# Thread: Need help with PDE problem

1. ## Need help with PDE problem

Could anyone help me with this? The question is under the spoiler tag.

Spoiler:

The PDE equation is separable, but the boundary conditions are non-homogeneous and are in partial derivatives.

I can answer if the equations are all homogeneous or if the boundary conditions are not homogeneous and not derivatives. But I'm not quite sure how to proceed with this one.

I would appreciate any help.

2. Originally Posted by Mierin
Could anyone help me with this? The question is under the spoiler tag.

Spoiler:

The PDE equation is separable, but the boundary conditions are non-homogeneous and are in partial derivatives.

I can answer if the equations are all homogeneous or if the boundary conditions are not homogeneous and not derivatives. But I'm not quite sure how to proceed with this one.

I would appreciate any help.

It looks like a Diffusion Equation..

3. Originally Posted by Mierin
Could anyone help me with this? The question is under the spoiler tag.

Spoiler:

The PDE equation is separable, but the boundary conditions are non-homogeneous and are in partial derivatives.

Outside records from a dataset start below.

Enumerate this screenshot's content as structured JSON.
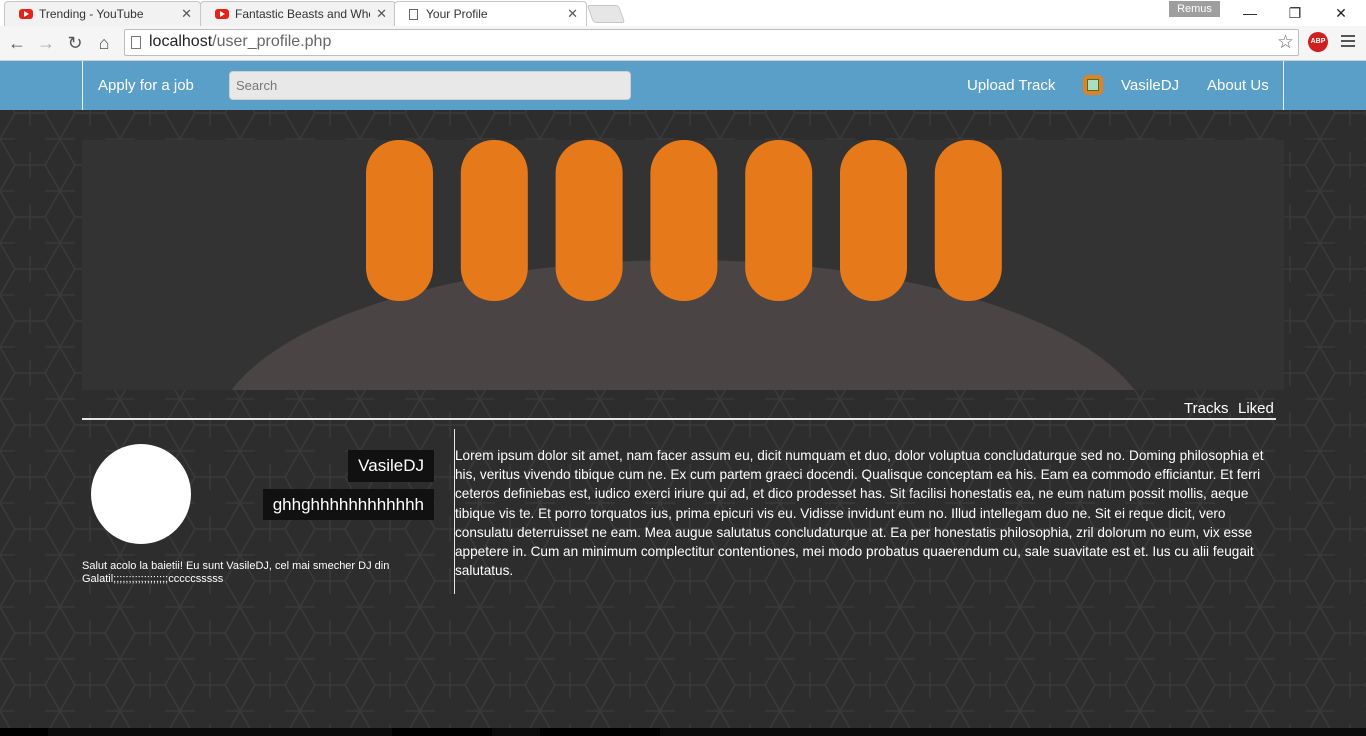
{
  "browser": {
    "tabs": [
      {
        "title": "Trending - YouTube",
        "icon": "youtube-icon",
        "active": false
      },
      {
        "title": "Fantastic Beasts and Whe",
        "icon": "youtube-icon",
        "active": false
      },
      {
        "title": "Your Profile",
        "icon": "document-icon",
        "active": true
      }
    ],
    "user_chip": "Remus",
    "url_host": "localhost",
    "url_path": "/user_profile.php",
    "abp_label": "ABP"
  },
  "nav": {
    "apply_label": "Apply for a job",
    "search_placeholder": "Search",
    "upload_label": "Upload Track",
    "username": "VasileDJ",
    "about_label": "About Us"
  },
  "banner": {
    "bar_color": "#e67a1a",
    "bar_count": 7,
    "mound_color": "#4a4444"
  },
  "subnav": {
    "tracks_label": "Tracks",
    "liked_label": "Liked"
  },
  "profile": {
    "name": "VasileDJ",
    "tagline": "ghhghhhhhhhhhhhh",
    "bio": "Salut acolo la baietii! Eu sunt VasileDJ, cel mai smecher DJ din Galatil;;;;;;;;;;;;;;;;;;cccccsssss",
    "description": "Lorem ipsum dolor sit amet, nam facer assum eu, dicit numquam et duo, dolor voluptua concludaturque sed no. Doming philosophia et his, veritus vivendo tibique cum ne. Ex cum partem graeci docendi. Qualisque conceptam ea his. Eam ea commodo efficiantur. Et ferri ceteros definiebas est, iudico exerci iriure qui ad, et dico prodesset has. Sit facilisi honestatis ea, ne eum natum possit mollis, aeque tibique vis te. Et porro torquatos ius, prima epicuri vis eu. Vidisse invidunt eum no. Illud intellegam duo ne. Sit ei reque dicit, vero consulatu deterruisset ne eam. Mea augue salutatus concludaturque at. Ea per honestatis philosophia, zril dolorum no eum, vix esse appetere in. Cum an minimum complectitur contentiones, mei modo probatus quaerendum cu, sale suavitate est et. Ius cu alii feugait salutatus."
  },
  "colors": {
    "nav_bg": "#5a9fc8",
    "page_bg": "#2d2d2d"
  }
}
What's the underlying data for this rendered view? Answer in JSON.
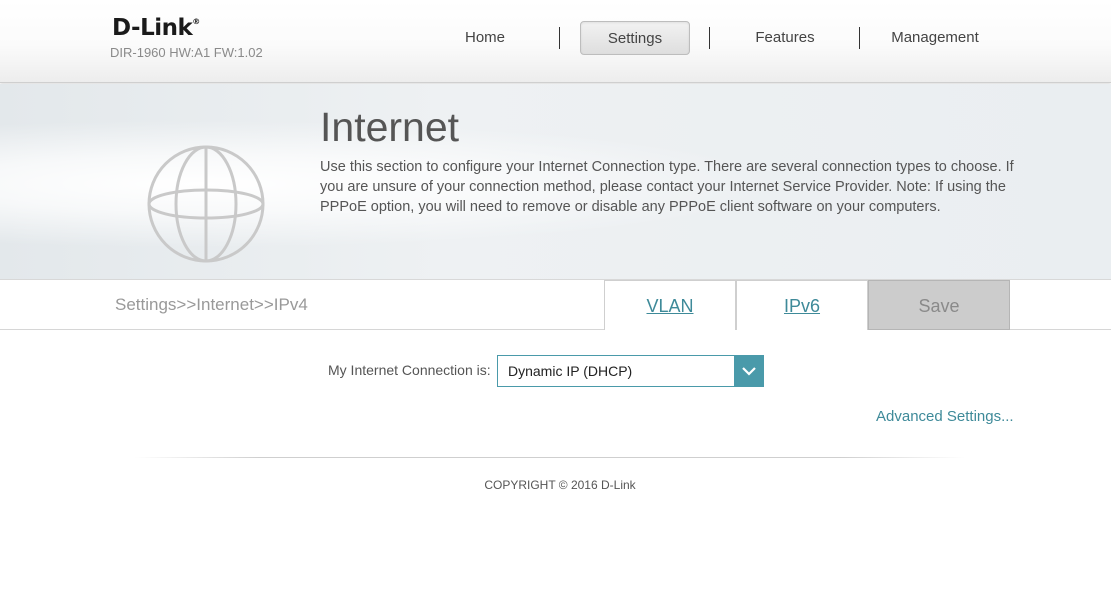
{
  "header": {
    "logo": "D-Link",
    "logo_mark": "®",
    "model_info": "DIR-1960 HW:A1 FW:1.02",
    "nav": [
      {
        "label": "Home",
        "active": false
      },
      {
        "label": "Settings",
        "active": true
      },
      {
        "label": "Features",
        "active": false
      },
      {
        "label": "Management",
        "active": false
      }
    ]
  },
  "banner": {
    "title": "Internet",
    "description": "Use this section to configure your Internet Connection type. There are several connection types to choose. If you are unsure of your connection method, please contact your Internet Service Provider. Note: If using the PPPoE option, you will need to remove or disable any PPPoE client software on your computers.",
    "icon": "globe-icon"
  },
  "tabbar": {
    "breadcrumb": "Settings>>Internet>>IPv4",
    "vlan_label": "VLAN",
    "ipv6_label": "IPv6",
    "save_label": "Save"
  },
  "form": {
    "connection_label": "My Internet Connection is:",
    "connection_value": "Dynamic IP (DHCP)",
    "advanced_link": "Advanced Settings..."
  },
  "footer": {
    "copyright": "COPYRIGHT © 2016 D-Link"
  },
  "colors": {
    "accent": "#4a9aaa",
    "link": "#3e8a99",
    "save_bg": "#cccccc"
  }
}
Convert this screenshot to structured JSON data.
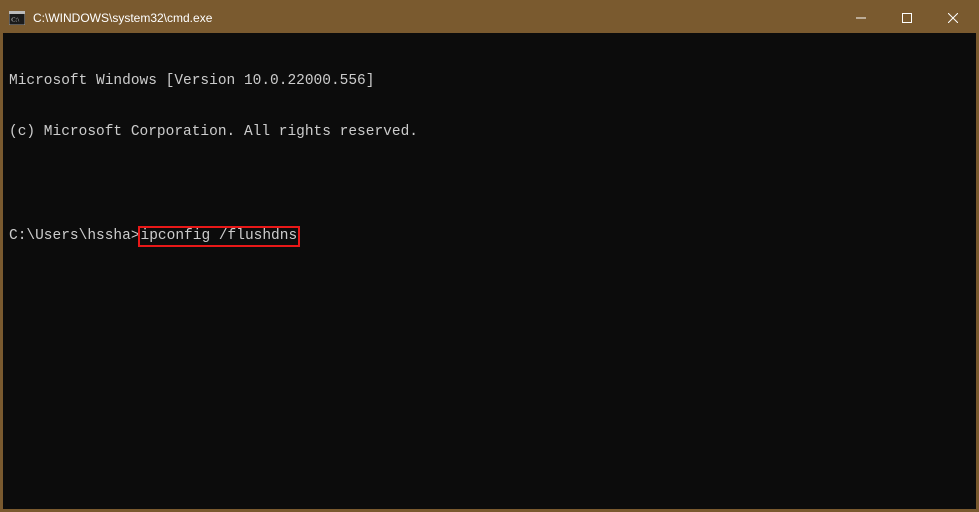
{
  "titlebar": {
    "title": "C:\\WINDOWS\\system32\\cmd.exe"
  },
  "terminal": {
    "line1": "Microsoft Windows [Version 10.0.22000.556]",
    "line2": "(c) Microsoft Corporation. All rights reserved.",
    "prompt": "C:\\Users\\hssha>",
    "highlighted_command": "ipconfig /flushdns"
  },
  "highlightColor": "#e91818"
}
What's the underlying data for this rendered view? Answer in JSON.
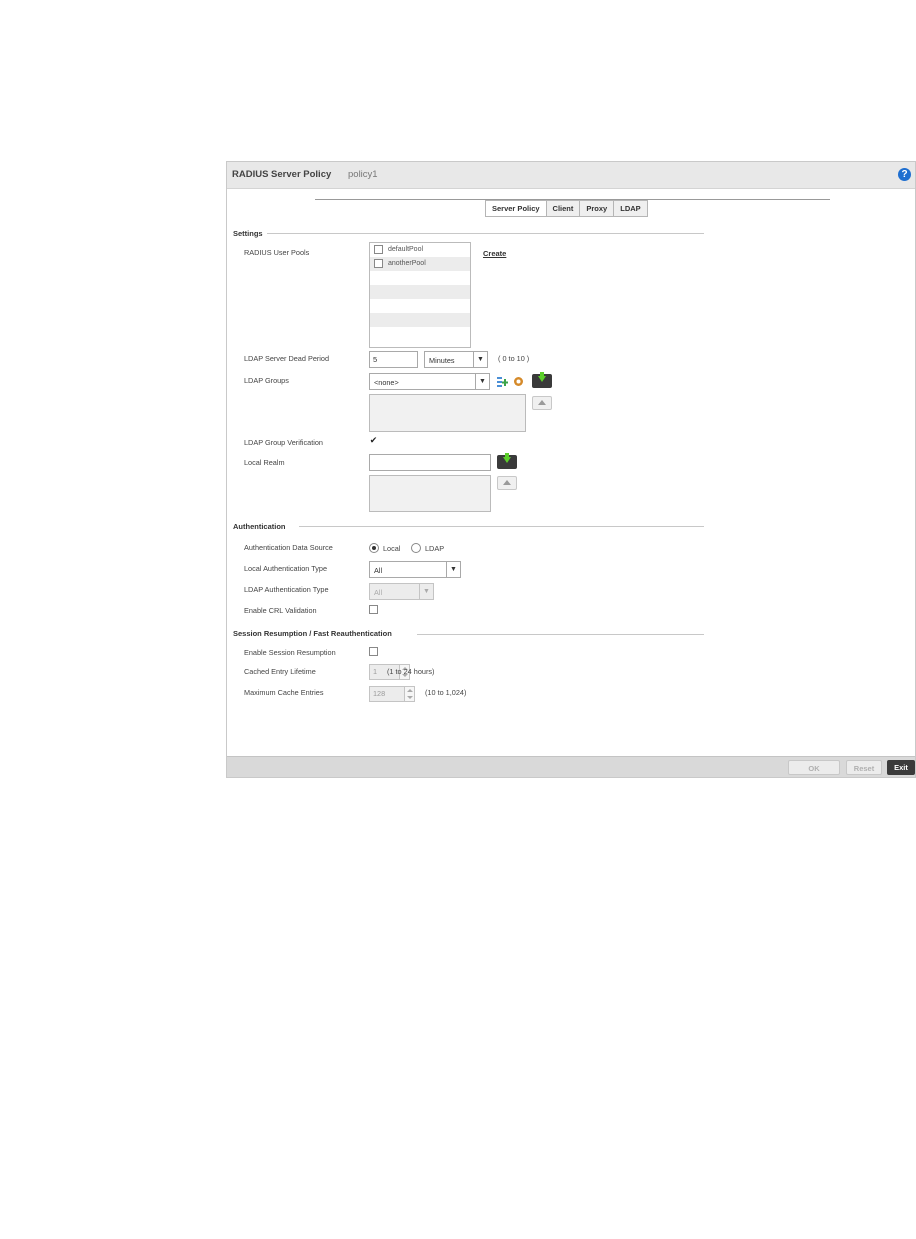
{
  "window": {
    "title": "RADIUS Server Policy",
    "policy_name": "policy1",
    "help_glyph": "?"
  },
  "tabs": [
    {
      "label": "Server Policy",
      "active": true
    },
    {
      "label": "Client",
      "active": false
    },
    {
      "label": "Proxy",
      "active": false
    },
    {
      "label": "LDAP",
      "active": false
    }
  ],
  "settings": {
    "heading": "Settings",
    "user_pools_label": "RADIUS User Pools",
    "user_pools": [
      {
        "name": "defaultPool",
        "checked": false
      },
      {
        "name": "anotherPool",
        "checked": false
      }
    ],
    "create_link": "Create",
    "dead_period_label": "LDAP Server Dead Period",
    "dead_period_value": "5",
    "dead_period_unit": "Minutes",
    "dead_period_hint": "( 0 to 10 )",
    "ldap_groups_label": "LDAP Groups",
    "ldap_groups_selected": "<none>",
    "ldap_group_verification_label": "LDAP Group Verification",
    "ldap_group_verification_checked": true,
    "local_realm_label": "Local Realm",
    "local_realm_value": ""
  },
  "authentication": {
    "heading": "Authentication",
    "data_source_label": "Authentication Data Source",
    "data_source_options": [
      "Local",
      "LDAP"
    ],
    "data_source_selected": "Local",
    "local_auth_type_label": "Local Authentication Type",
    "local_auth_type_value": "All",
    "ldap_auth_type_label": "LDAP Authentication Type",
    "ldap_auth_type_value": "All",
    "crl_label": "Enable CRL Validation",
    "crl_checked": false
  },
  "session": {
    "heading": "Session Resumption / Fast Reauthentication",
    "enable_label": "Enable Session Resumption",
    "enable_checked": false,
    "lifetime_label": "Cached Entry Lifetime",
    "lifetime_value": "1",
    "lifetime_hint": "(1 to 24 hours)",
    "max_entries_label": "Maximum Cache Entries",
    "max_entries_value": "128",
    "max_entries_hint": "(10 to 1,024)"
  },
  "footer": {
    "ok_label": "OK",
    "reset_label": "Reset",
    "exit_label": "Exit"
  },
  "icons": {
    "help": "help-icon",
    "add": "add-row-icon",
    "remove": "remove-row-icon",
    "create": "create-icon",
    "edit": "edit-icon"
  },
  "colors": {
    "help_blue": "#1f6fd0",
    "green_arrow": "#5ccf2a",
    "dark_button": "#3b3b3b"
  }
}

I can answer if the equations are all homogeneous or if the boundary conditions are not homogeneous and not derivatives. But I'm not quite sure how to proceed with this one.

I would appreciate any help.
If you let $\displaystyle u = a(x^2+2t) + bx + v$, then you can choose $\displaystyle a$ and $\displaystyle b$ such that you BC's becomes $\displaystyle v_x = 0$ at both boundaries.

4. A function that is equal to -1 at x= 0 and 0 at x= l is $\displaystyle \frac{x}{l}- 1$. Integrating that, a function whose derivative is -1 at x= 0 and 0 at x= l is $\displaystyle \frac{x^2}{2l}- x$.

If you let $\displaystyle v(x,t)= u(x,t)- \frac{x^2}{2l}+ x$, then $\displaystyle \frac{\partial^2 v}{\partial x^2}= \frac{\partial^2 u}{\partial u^2} - \frac{1}{l}$$\displaystyle = \frac{1}{\kappa^2}\frac{\partial u}{\partial t}= \frac{1}{\kappa^2}\frac{\partial v}{\partial t}. That is, you now have the differential equation \displaystyle \frac{1}{\kappa^2}\frac{\partial v}{\partial t}= \frac{\partial^2 v}{\partial x^2}- \frac{1}{l} with boundary conditions \displaystyle \frac{\partial v}{\partial x}(0)= \frac{\partial u}{\partial x}(0)- \frac{(0}{l}+ 1= -1+ 1= 0 and initial condition \displaystyle v(x, 0)= u(x, 0)- \frac{x^2}{2l}+ x= -\frac{x^2}{2l}+ x With those boundary conditions, you can write v as a Fourier cosine series: \displaystyle v(x,t)= \sum_{n=0}^\infty C_n(t)sin(\frac{2\pi}{l}x). \displaystyle \frac{\partial v}{\partial x}(l)= \frac{\partial u}{\partial x}(l)- \frac{(0}{l}+ 1= 0 -1+ 1= 0 5. Thanks a lot for your help. But I still can't seem to understand how this part: \displaystyle \frac{\partial^2 v}{\partial x^2}= \frac{\partial^2 u}{\partial u^2} - \frac{1}{l}$$\displaystyle = \frac{1}{\kappa^2}\frac{\partial u}{\partial t}= \frac{1}{\kappa^2}\frac{\partial v}{\partial t}$ came about.

I can see that $\displaystyle \frac{1}{\kappa^2}\frac{\partial u}{\partial t}$ is obtained from the equation given in the question, but I don't understand $\displaystyle \frac{\partial^2 v}{\partial x^2}= \frac{\partial^2 u}{\partial u^2} - \frac{1}{l}$

6. Originally Posted by Mierin
Thanks a lot for your help. But I still can't seem to understand how this part: $\displaystyle \frac{\partial^2 v}{\partial x^2}= \frac{\partial^2 u}{\partial u^2} - \frac{1}{l}$$\displaystyle = \frac{1}{\kappa^2}\frac{\partial u}{\partial t}= \frac{1}{\kappa^2}\frac{\partial v}{\partial t}$ came about.

I can see that $\displaystyle \frac{1}{\kappa^2}\frac{\partial u}{\partial t}$ is obtained from the equation given in the question, but I don't understand $\displaystyle \frac{\partial^2 v}{\partial x^2}= \frac{\partial^2 u}{\partial u^2} - \frac{1}{l}$
It's a typo - I think he meant

$\displaystyle \frac{\partial^2 v}{\partial x^2}= \frac{\partial^2 u}{\partial x^2} - \frac{1}{l}$

although if you follow my idea your PDE will be the same and hence the usual separation of variables will work.